By Suzanne Wikle of Kansas Action for Children
At a time when I can pay my bills using an Iphone or
Blackbery, it seems a no-brainer that states should be pursuing more
technological fixes to simplify and streamline processes to ensuring that
families are able to access health
insurance through Healthwave, Kansas’ Medicaid and Children’s Health Insurance (CHIP) program Well, I’m here to report that the
Kansas Health Policy Authority is moving forward on some really commonsense initiatives to do just
These changes are happening at a time when program
efficiency is more important than ever. The economic downturn has delivered a
double blow of dwindling state employees and an increasing number of applicants
as more and more families encounter the harsh reality of the economic downturn. As a result, Kansas is experiencing a
backlog of applications and renewals that tops 20,000 – resulting in families

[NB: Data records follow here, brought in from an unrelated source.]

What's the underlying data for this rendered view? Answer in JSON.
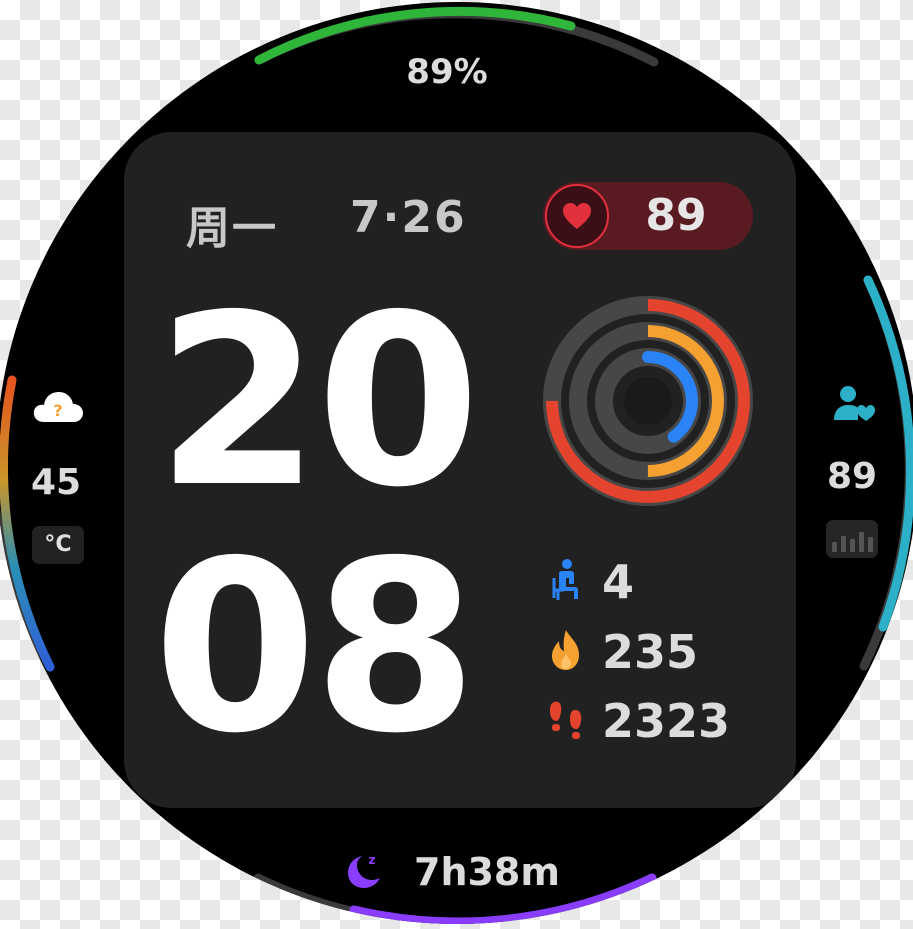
{
  "watch": {
    "battery": {
      "label": "89%",
      "percent": 89,
      "color": "#2fb63a"
    },
    "date": {
      "weekday": "周一",
      "date": "7·26"
    },
    "heart_rate": {
      "value": "89",
      "accent": "#e2303d"
    },
    "time": {
      "hours": "20",
      "minutes": "08"
    },
    "activity_rings": {
      "outer": {
        "fraction": 0.75,
        "color": "#e4432e"
      },
      "middle": {
        "fraction": 0.5,
        "color": "#f5a132"
      },
      "inner": {
        "fraction": 0.4,
        "color": "#2a84f7"
      }
    },
    "stats": [
      {
        "icon": "sitting-person-icon",
        "value": "4",
        "color": "#2a84f7"
      },
      {
        "icon": "flame-icon",
        "value": "235",
        "color": "#f5a132"
      },
      {
        "icon": "footsteps-icon",
        "value": "2323",
        "color": "#e4432e"
      }
    ],
    "weather": {
      "icon": "cloud-question-icon",
      "value": "45",
      "unit": "°C"
    },
    "contacts": {
      "icon": "person-heart-icon",
      "value": "89",
      "color": "#2bb0c8"
    },
    "sleep": {
      "icon": "moon-sleep-icon",
      "value": "7h38m",
      "color": "#8b3dff"
    }
  }
}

and children waiting months for their applications to be processed.
Kansas was faced with making program changes when CMS

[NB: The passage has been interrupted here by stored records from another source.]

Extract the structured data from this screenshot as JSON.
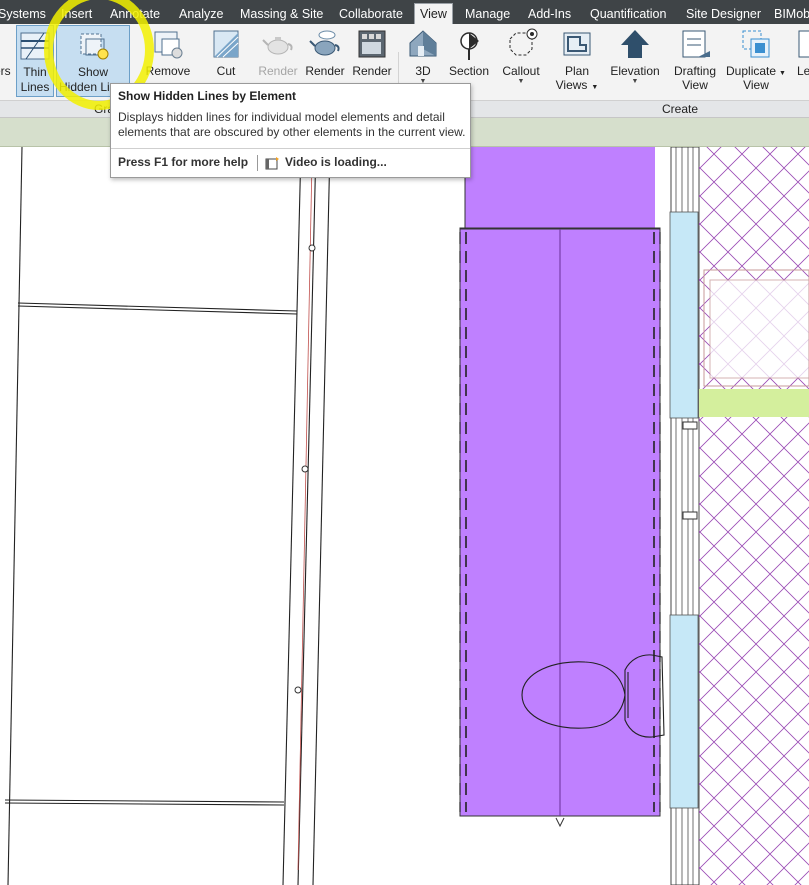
{
  "tabs": [
    {
      "label": "Systems",
      "active": false
    },
    {
      "label": "Insert",
      "active": false
    },
    {
      "label": "Annotate",
      "active": false
    },
    {
      "label": "Analyze",
      "active": false
    },
    {
      "label": "Massing & Site",
      "active": false
    },
    {
      "label": "Collaborate",
      "active": false
    },
    {
      "label": "View",
      "active": true
    },
    {
      "label": "Manage",
      "active": false
    },
    {
      "label": "Add-Ins",
      "active": false
    },
    {
      "label": "Quantification",
      "active": false
    },
    {
      "label": "Site Designer",
      "active": false
    },
    {
      "label": "BIMob",
      "active": false
    }
  ],
  "ribbon": {
    "buttons": [
      {
        "id": "layers",
        "line1": "ers",
        "line2": "",
        "icon": "layers-icon",
        "disabled": false
      },
      {
        "id": "thin",
        "line1": "Thin",
        "line2": "Lines",
        "icon": "thin-lines-icon",
        "disabled": false
      },
      {
        "id": "show",
        "line1": "Show",
        "line2": "Hidden Li",
        "icon": "show-hidden-lines-icon",
        "disabled": false
      },
      {
        "id": "remove",
        "line1": "Remove",
        "line2": "",
        "icon": "remove-hidden-lines-icon",
        "disabled": false
      },
      {
        "id": "cut",
        "line1": "Cut",
        "line2": "",
        "icon": "cut-profile-icon",
        "disabled": false
      },
      {
        "id": "render",
        "line1": "Render",
        "line2": "",
        "icon": "render-teapot-icon",
        "disabled": true
      },
      {
        "id": "render2",
        "line1": "Render",
        "line2": "",
        "icon": "render-cloud-teapot-icon",
        "disabled": false
      },
      {
        "id": "render3",
        "line1": "Render",
        "line2": "",
        "icon": "render-gallery-icon",
        "disabled": false
      },
      {
        "id": "view3d",
        "line1": "3D",
        "line2": "",
        "icon": "3d-view-house-icon",
        "disabled": false
      },
      {
        "id": "section",
        "line1": "Section",
        "line2": "",
        "icon": "section-icon",
        "disabled": false
      },
      {
        "id": "callout",
        "line1": "Callout",
        "line2": "",
        "icon": "callout-icon",
        "disabled": false
      },
      {
        "id": "plan",
        "line1": "Plan",
        "line2": "Views",
        "icon": "plan-views-icon",
        "disabled": false
      },
      {
        "id": "elevation",
        "line1": "Elevation",
        "line2": "",
        "icon": "elevation-icon",
        "disabled": false
      },
      {
        "id": "drafting",
        "line1": "Drafting",
        "line2": "View",
        "icon": "drafting-view-icon",
        "disabled": false
      },
      {
        "id": "duplicate",
        "line1": "Duplicate",
        "line2": "View",
        "icon": "duplicate-view-icon",
        "disabled": false
      },
      {
        "id": "legend",
        "line1": "Le",
        "line2": "",
        "icon": "legend-icon",
        "disabled": false
      }
    ],
    "panels": {
      "graphics_partial": "Gra",
      "create": "Create"
    }
  },
  "tooltip": {
    "title": "Show Hidden Lines by Element",
    "description": "Displays hidden lines for individual model elements and detail elements that are obscured by other elements in the current view.",
    "help": "Press F1 for more help",
    "video": "Video is loading..."
  },
  "colors": {
    "menubar": "#3f4447",
    "ribbon": "#f3f3f3",
    "room_fill": "#bf80ff",
    "glass": "#c6e8f7",
    "wall_band": "#d4ef9d",
    "hatch": "#9a4bb5",
    "highlight": "#f2f000"
  }
}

took notice of the large backlog, but KHPA isn’t breaking new ground. They are making smart policy decisions
based on the experience of other states.
For example, Louisiana has many years of success with using the
telephone or online technology to remove excess paperwork from the renewal
process. Other states have been using technology to verify Social Security
numbers and citizenship, instead of requiring paper copies. Or, enrolling children whose family is
enrolled in food assistance programs rather than duplicating another agency’s
work These are commonsense solutions that will help to cut red tape for
families who are seeking health coverage through HealthWave for the very first time while at the same time,
prioritize limited state dollars for coverage rather than administrative paper
Anytime there are changes to the application process
concerns can rise about efficiency versus accuracy, but KHPA has wisely chosen
administrative simplifications that have been tested in other states. The experiences in other states have
shown that when implemented correctly, simplifications don’t jeopardize the
program’s integrity. In fact,
Louisiana, which has been a model for other states in this arena, has one of
the lowest error rates in the country.
Times are tough everywhere and Kansas is no exception. Now is the time that we need the state
programs to be as efficient as possible.
The KHPA has taken a step in the right direction for Kansas families
while at the same time improving efficiency. That’s a win for everyone.
Editor’s Note: The views expressed by Guest Bloggers do not necessarily reflect the views of the Center for Children and Families.